# DIRECTIONS:
Track down each line below containing the string "China" and copy it.

-- Opening Marker --

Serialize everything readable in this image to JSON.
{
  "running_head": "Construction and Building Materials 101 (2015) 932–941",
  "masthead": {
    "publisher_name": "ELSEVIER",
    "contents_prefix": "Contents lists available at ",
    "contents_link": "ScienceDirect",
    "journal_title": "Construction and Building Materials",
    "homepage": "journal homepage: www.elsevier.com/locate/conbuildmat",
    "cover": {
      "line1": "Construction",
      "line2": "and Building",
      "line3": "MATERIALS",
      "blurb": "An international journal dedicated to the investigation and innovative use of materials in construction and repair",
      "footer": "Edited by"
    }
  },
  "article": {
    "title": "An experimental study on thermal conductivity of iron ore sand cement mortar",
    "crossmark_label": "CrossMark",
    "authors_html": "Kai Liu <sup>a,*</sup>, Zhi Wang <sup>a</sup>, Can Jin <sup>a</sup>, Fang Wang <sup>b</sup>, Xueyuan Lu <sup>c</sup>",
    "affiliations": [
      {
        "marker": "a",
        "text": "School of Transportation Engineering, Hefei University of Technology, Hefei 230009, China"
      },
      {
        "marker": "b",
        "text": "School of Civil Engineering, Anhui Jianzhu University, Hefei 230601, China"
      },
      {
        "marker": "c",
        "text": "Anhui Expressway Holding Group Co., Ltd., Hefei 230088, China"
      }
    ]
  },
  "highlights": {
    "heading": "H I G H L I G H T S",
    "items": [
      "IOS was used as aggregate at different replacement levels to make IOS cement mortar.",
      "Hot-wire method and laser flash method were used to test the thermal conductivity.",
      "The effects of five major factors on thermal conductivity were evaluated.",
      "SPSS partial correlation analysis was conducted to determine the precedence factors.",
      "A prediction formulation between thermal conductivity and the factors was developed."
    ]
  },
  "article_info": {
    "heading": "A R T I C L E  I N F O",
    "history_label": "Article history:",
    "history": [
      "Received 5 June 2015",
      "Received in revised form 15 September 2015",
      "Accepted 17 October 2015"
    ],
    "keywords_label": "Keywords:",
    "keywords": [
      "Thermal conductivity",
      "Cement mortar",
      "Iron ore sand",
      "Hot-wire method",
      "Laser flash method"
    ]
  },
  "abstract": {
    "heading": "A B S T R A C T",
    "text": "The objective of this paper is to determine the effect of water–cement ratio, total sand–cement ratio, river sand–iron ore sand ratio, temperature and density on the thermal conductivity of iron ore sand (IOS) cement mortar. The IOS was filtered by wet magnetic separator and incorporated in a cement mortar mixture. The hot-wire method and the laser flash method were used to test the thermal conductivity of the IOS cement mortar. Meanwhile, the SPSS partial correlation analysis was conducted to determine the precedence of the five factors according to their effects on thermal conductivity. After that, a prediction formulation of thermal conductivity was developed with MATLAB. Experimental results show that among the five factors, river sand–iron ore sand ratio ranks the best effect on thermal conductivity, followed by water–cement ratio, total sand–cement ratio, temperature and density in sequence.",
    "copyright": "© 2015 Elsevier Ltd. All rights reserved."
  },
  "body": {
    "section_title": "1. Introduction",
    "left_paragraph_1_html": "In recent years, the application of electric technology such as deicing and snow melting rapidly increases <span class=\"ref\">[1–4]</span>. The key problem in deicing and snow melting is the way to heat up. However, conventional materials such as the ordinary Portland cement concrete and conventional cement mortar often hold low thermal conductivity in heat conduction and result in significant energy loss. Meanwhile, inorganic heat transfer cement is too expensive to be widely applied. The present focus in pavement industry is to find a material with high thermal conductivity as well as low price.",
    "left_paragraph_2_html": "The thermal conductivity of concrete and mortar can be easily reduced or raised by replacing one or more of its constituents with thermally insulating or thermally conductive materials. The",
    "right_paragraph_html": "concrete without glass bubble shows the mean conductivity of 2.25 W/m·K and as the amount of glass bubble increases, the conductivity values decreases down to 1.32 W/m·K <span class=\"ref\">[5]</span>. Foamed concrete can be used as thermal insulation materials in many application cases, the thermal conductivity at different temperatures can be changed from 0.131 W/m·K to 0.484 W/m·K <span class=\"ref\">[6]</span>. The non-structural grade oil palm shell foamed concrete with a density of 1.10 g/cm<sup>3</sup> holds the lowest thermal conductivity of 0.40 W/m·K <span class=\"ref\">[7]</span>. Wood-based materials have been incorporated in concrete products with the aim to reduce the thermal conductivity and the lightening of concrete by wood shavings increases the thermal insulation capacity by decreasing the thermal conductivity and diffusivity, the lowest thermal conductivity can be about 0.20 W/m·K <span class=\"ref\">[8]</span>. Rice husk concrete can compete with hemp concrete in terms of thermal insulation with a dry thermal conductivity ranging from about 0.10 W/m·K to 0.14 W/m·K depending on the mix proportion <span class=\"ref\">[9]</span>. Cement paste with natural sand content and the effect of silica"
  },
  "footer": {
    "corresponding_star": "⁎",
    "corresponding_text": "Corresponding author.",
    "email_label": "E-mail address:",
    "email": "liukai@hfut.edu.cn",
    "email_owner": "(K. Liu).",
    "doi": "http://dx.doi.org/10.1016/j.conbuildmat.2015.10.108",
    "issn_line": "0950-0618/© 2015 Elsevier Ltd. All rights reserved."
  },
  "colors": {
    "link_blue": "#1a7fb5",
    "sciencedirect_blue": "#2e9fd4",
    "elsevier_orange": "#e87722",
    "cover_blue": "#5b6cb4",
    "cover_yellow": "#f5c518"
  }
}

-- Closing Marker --
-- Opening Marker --

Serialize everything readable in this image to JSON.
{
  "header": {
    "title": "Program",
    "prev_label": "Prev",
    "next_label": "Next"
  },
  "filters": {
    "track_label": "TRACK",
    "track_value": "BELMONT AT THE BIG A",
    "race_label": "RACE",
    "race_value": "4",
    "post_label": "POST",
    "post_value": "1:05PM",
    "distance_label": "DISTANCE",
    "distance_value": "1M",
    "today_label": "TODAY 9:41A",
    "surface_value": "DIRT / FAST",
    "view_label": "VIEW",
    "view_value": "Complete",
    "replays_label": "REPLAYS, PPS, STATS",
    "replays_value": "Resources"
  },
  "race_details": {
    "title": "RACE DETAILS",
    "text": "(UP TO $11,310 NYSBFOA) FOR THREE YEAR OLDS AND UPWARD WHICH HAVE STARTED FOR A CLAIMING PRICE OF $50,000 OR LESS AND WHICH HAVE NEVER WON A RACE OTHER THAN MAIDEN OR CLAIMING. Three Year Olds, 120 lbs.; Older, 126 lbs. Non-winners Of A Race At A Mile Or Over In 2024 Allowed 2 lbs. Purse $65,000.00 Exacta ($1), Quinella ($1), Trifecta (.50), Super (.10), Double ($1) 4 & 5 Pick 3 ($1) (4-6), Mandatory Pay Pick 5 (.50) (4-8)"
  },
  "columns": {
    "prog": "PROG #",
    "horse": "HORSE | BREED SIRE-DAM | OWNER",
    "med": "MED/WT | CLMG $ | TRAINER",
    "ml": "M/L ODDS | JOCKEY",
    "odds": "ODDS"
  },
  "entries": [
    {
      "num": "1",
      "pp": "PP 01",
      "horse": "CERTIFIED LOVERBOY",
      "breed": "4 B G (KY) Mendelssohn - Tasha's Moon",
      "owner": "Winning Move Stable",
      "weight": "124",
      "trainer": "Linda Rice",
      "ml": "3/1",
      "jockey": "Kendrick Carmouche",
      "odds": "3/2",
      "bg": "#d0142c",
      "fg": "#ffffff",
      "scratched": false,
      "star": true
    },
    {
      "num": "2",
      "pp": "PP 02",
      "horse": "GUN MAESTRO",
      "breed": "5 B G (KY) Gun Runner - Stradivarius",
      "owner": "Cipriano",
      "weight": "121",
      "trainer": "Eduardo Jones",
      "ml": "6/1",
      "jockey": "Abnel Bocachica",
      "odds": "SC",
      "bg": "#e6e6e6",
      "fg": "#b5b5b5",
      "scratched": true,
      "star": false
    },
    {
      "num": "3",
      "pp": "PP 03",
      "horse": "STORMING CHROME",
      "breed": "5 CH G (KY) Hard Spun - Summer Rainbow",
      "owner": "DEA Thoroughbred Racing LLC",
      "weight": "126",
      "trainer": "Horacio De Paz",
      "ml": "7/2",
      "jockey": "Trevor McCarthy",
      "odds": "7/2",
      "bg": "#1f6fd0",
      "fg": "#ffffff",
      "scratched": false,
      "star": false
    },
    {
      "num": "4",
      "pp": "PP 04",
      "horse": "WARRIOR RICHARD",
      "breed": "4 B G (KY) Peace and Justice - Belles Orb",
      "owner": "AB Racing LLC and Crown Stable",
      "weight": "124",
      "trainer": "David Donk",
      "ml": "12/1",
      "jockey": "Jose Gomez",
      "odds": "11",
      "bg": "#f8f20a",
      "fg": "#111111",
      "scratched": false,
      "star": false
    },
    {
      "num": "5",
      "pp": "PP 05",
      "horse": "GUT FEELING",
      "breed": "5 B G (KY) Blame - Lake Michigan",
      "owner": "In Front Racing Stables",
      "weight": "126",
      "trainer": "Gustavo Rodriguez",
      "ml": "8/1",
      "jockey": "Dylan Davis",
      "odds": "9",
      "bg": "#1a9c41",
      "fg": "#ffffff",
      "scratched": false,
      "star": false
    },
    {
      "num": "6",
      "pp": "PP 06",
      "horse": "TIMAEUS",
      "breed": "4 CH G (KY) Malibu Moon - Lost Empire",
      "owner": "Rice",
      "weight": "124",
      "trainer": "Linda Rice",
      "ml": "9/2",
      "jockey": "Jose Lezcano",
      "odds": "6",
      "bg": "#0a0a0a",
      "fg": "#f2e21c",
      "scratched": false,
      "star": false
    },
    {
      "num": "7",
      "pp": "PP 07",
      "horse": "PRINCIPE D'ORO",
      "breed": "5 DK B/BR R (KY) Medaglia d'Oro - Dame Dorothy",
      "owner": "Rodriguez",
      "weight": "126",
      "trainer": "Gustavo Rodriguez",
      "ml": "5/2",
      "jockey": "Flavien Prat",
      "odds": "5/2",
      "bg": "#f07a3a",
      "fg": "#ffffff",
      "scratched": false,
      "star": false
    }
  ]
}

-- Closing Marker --
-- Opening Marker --

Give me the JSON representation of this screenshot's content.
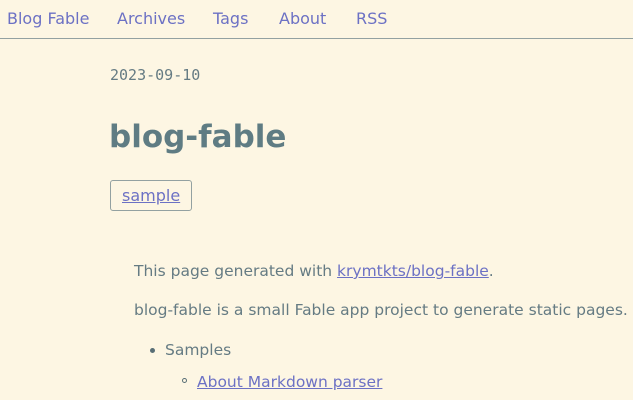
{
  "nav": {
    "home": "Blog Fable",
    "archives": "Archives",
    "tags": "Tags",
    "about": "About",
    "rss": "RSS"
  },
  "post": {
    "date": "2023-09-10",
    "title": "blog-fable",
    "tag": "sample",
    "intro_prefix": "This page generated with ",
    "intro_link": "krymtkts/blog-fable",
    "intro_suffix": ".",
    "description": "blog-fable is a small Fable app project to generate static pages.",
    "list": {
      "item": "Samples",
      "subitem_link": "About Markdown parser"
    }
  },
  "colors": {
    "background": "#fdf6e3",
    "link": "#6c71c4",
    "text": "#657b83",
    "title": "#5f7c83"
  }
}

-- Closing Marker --

# ANSWER SPACE:
        "text": "School of Transportation Engineering, Hefei University of Technology, Hefei 230009, China"
        "text": "School of Civil Engineering, Anhui Jianzhu University, Hefei 230601, China"
        "text": "Anhui Expressway Holding Group Co., Ltd., Hefei 230088, China"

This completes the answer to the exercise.